* [TASK GOAL] This exercise calls for every line of the listing below that contains the word "mkdir".

□ □ □ □ □

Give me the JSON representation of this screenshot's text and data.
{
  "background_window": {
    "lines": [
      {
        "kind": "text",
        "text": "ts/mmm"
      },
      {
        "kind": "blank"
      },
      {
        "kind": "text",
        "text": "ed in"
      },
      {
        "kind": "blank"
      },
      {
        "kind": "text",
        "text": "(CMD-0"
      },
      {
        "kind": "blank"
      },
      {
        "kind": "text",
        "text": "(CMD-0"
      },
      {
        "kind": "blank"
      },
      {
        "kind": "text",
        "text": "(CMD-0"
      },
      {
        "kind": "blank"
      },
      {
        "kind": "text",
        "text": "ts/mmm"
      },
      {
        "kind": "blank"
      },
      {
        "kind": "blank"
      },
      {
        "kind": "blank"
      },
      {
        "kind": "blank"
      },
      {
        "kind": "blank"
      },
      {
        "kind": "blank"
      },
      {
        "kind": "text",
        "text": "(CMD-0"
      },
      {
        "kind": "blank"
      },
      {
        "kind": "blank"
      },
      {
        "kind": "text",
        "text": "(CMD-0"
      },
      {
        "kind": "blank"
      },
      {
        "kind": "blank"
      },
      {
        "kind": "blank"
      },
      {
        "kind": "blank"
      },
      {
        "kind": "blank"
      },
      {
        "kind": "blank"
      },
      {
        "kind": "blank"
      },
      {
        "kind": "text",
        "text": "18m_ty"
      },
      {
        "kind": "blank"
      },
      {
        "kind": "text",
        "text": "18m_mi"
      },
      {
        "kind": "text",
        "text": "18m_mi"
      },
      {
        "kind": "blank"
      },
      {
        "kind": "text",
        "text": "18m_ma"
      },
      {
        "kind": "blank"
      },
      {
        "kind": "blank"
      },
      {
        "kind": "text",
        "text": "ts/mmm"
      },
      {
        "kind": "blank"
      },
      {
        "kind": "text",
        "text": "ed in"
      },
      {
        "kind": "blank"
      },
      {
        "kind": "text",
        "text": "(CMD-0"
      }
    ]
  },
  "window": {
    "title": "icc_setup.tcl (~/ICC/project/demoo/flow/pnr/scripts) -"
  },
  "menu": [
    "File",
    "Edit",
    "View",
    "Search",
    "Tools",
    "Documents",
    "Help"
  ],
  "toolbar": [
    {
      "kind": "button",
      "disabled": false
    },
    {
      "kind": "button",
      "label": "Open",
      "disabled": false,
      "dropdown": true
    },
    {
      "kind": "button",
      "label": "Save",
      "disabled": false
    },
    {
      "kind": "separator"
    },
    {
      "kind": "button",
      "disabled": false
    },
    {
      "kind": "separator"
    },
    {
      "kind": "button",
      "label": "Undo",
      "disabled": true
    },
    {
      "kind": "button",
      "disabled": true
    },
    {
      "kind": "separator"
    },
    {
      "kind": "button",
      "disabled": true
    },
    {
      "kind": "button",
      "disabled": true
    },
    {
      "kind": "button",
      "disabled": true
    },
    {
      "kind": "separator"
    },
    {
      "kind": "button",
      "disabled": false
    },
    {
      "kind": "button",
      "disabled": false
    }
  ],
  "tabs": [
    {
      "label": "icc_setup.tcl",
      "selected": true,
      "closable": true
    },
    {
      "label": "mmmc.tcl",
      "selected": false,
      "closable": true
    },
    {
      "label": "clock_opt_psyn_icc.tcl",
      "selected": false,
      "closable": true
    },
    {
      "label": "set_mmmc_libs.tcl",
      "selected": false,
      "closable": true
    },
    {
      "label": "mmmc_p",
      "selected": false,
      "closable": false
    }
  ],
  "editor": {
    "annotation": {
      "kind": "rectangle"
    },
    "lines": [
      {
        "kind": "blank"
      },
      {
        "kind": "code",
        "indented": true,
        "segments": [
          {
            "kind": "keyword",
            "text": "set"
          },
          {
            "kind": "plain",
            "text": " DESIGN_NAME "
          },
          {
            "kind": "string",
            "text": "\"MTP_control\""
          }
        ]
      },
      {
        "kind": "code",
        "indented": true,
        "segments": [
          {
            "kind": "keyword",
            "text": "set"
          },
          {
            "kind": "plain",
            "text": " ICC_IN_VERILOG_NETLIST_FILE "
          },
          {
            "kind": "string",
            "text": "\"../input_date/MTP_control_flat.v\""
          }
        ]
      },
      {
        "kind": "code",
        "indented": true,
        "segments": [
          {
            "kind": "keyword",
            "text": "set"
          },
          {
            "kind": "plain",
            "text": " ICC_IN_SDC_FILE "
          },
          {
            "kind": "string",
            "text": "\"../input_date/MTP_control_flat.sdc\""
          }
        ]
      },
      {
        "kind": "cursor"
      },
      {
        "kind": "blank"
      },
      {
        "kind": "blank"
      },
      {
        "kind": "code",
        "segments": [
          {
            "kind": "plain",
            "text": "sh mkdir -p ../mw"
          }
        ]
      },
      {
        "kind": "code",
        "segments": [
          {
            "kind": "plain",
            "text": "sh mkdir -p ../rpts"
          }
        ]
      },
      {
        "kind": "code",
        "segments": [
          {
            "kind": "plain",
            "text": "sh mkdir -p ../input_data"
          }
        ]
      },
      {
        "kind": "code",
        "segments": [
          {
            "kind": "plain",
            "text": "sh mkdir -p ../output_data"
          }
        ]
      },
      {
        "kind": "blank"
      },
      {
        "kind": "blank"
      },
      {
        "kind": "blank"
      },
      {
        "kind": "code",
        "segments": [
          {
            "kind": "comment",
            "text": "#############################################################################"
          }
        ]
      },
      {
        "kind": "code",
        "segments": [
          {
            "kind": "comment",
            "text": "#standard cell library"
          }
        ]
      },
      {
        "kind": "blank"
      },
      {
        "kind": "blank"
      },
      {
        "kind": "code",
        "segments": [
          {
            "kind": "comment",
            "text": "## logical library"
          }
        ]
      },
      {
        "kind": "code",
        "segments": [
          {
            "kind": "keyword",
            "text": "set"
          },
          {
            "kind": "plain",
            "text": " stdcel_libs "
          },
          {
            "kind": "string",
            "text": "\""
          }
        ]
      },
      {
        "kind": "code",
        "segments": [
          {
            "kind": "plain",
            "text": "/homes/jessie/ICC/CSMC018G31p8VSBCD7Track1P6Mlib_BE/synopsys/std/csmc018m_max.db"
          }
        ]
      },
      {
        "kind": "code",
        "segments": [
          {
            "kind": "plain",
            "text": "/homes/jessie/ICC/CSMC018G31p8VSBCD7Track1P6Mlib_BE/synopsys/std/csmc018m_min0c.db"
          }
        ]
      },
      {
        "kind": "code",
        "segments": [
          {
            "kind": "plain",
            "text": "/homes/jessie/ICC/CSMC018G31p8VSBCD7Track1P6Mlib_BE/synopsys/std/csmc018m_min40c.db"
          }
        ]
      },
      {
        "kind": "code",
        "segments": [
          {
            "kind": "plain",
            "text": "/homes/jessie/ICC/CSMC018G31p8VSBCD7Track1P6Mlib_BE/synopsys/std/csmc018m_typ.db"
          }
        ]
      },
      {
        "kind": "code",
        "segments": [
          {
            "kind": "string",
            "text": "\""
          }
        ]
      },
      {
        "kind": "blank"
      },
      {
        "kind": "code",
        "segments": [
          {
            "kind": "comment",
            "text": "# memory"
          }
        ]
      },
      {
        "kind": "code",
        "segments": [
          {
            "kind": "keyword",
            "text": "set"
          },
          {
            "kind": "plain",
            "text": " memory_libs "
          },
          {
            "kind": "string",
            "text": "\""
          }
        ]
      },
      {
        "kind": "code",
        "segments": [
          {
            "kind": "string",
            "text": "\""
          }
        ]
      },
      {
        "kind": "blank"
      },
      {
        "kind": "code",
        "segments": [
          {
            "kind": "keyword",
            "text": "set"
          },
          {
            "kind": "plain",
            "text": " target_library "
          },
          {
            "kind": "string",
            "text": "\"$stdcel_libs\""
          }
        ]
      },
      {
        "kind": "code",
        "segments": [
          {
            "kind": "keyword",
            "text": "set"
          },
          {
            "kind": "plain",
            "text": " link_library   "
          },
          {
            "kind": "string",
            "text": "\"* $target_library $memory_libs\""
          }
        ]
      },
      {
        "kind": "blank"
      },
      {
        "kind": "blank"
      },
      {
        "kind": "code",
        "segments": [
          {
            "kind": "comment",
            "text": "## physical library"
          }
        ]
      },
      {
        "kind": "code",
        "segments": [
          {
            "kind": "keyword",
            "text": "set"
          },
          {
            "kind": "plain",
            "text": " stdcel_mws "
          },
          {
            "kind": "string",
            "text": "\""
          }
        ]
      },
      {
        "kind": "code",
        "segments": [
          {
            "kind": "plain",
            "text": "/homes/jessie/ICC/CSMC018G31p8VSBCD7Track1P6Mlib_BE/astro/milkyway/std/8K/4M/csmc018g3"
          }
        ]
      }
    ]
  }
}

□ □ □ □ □

* [EXPECTED ANSWER]
            "text": "sh mkdir -p ../mw"
            "text": "sh mkdir -p ../rpts"
            "text": "sh mkdir -p ../input_data"
            "text": "sh mkdir -p ../output_data"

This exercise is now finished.